GOP lawmaker presses for answers about Democrat's U of M job

Rep. Jamie Long, DFL-Minneapolis
Rep. Jamie Long, DFL-Minneapolis, testifies at the state Capitol Tuesday, Feb. 5, 2019, on his bill to boost Minnesota’s renewable energy standard to 100 percent by 2050.
Elizabeth Dunbar | MPR News

A Republican state lawmaker is calling for House DFL leaders to take action against one of their freshmen members after questions were raised about the lawmaker’s recent outside employment.

Rep. Chris Swedzinski, R-Ghent, contends that Rep. Jamie Long, DFL-Minneapolis, received preferential treatment when he was hired for a policy research fellowship at the University of Minnesota Institute’s Environment Energy Transition Lab to work on clean energy and climate change issues.

Former DFL state Sen. Ellen Anderson made the hire. Anderson could not be reached for comment.

Swedzinski called on House Speaker Melissa Hortman to suspend Long from his positions as assistant majority leader and vice chair of the House Energy and Climate Division while the matter is investigated.

Grow the Future of Public Media

MPR News is supported by Members. Gifts from individuals power everything you find here. Make a gift of any amount today to become a Member!

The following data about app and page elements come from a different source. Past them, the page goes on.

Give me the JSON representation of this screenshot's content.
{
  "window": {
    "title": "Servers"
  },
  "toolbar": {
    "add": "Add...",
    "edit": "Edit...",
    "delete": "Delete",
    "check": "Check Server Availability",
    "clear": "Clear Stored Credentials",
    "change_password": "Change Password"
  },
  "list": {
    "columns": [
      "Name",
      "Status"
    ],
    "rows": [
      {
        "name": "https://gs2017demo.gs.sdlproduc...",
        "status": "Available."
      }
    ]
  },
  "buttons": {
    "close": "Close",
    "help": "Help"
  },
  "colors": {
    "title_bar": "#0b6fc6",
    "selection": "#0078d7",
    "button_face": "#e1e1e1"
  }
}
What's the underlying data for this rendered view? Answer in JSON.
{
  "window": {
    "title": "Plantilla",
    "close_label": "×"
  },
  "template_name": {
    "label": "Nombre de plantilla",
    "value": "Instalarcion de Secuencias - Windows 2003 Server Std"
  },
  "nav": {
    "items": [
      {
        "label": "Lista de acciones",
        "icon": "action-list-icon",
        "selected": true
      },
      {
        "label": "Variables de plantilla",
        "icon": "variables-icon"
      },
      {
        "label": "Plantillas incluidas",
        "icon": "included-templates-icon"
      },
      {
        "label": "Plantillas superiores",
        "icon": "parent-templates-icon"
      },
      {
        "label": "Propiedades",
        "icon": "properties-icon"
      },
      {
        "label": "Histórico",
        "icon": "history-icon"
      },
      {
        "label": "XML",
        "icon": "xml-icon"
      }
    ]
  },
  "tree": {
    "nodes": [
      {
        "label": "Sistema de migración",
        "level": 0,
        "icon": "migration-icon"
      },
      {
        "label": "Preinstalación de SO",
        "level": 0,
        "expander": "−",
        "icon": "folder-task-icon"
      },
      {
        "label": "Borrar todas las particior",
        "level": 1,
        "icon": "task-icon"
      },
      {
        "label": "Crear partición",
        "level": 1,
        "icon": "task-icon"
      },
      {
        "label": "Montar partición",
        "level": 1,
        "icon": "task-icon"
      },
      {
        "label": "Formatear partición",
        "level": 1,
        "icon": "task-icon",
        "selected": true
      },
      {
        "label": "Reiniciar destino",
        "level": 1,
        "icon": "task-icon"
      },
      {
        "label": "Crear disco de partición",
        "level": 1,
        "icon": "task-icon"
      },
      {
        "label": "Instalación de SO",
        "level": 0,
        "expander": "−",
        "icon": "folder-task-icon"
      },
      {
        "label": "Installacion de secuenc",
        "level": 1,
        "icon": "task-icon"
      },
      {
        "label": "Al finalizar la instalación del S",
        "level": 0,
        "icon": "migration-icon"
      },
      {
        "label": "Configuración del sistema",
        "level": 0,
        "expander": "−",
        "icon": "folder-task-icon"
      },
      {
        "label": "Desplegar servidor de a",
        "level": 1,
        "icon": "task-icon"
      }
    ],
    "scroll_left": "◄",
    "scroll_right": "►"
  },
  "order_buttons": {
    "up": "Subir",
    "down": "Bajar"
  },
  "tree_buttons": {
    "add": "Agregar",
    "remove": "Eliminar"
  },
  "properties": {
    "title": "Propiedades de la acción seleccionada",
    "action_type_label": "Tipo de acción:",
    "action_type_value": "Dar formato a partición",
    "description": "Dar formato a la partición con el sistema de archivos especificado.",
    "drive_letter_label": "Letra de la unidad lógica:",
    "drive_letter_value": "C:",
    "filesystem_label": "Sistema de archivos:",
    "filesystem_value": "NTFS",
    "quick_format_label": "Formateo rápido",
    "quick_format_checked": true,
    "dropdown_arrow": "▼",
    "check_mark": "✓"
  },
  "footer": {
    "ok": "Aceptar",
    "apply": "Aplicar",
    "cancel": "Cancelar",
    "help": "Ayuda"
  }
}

He said emails he obtained through a public records request raise many questions about the hiring process.

“It seems like from the emails that Rep. Long was the intended person for this money long before the position was created,” he said.

Long, who has since resigned the post, was earning about $34 per hour.

Swedzinski said he also wants to know the identity of a donor who funded the fellowship. The name was redacted in the documents he received.

“It may not be a blatant in your face thing, but I think there are definitely some questions that need to be asked and looked into,” he said.

Hortman released a statement that said she will withhold comment until she can review the documents.

Long denies any wrongdoing and said there is nothing to investigate. He insists that he applied for the position and went through a competitive public hiring process.

Long said he submitted his resignation earlier this week because of Swedzinski’s data request, which he described as “politically motivated.” His last day is Sept. 20.

“Unfortunately, climate change has become politicized, such that even research is seen in a partisan light,” Long said. “So, it became clear that my presence there was a distraction with some of the partisan attack on my position. So, unfortunately I resigned.”

The questions surrounding Long’s arrangement only highlight gaps in disclosure requirements for members of Minnesota’s part-time Legislature.

Lawmakers are required to provide little information about their outside jobs on required public disclosure forms.

In legislative directories, a quarter of the 201 current legislators list “attorney” or “consultant” as their occupation. But the public has little way to determine who is paying their fees, with past attempts to demand more transparency defeated on the grounds it would violate client privacy.

Other legislators simply leave the occupation section blank all together.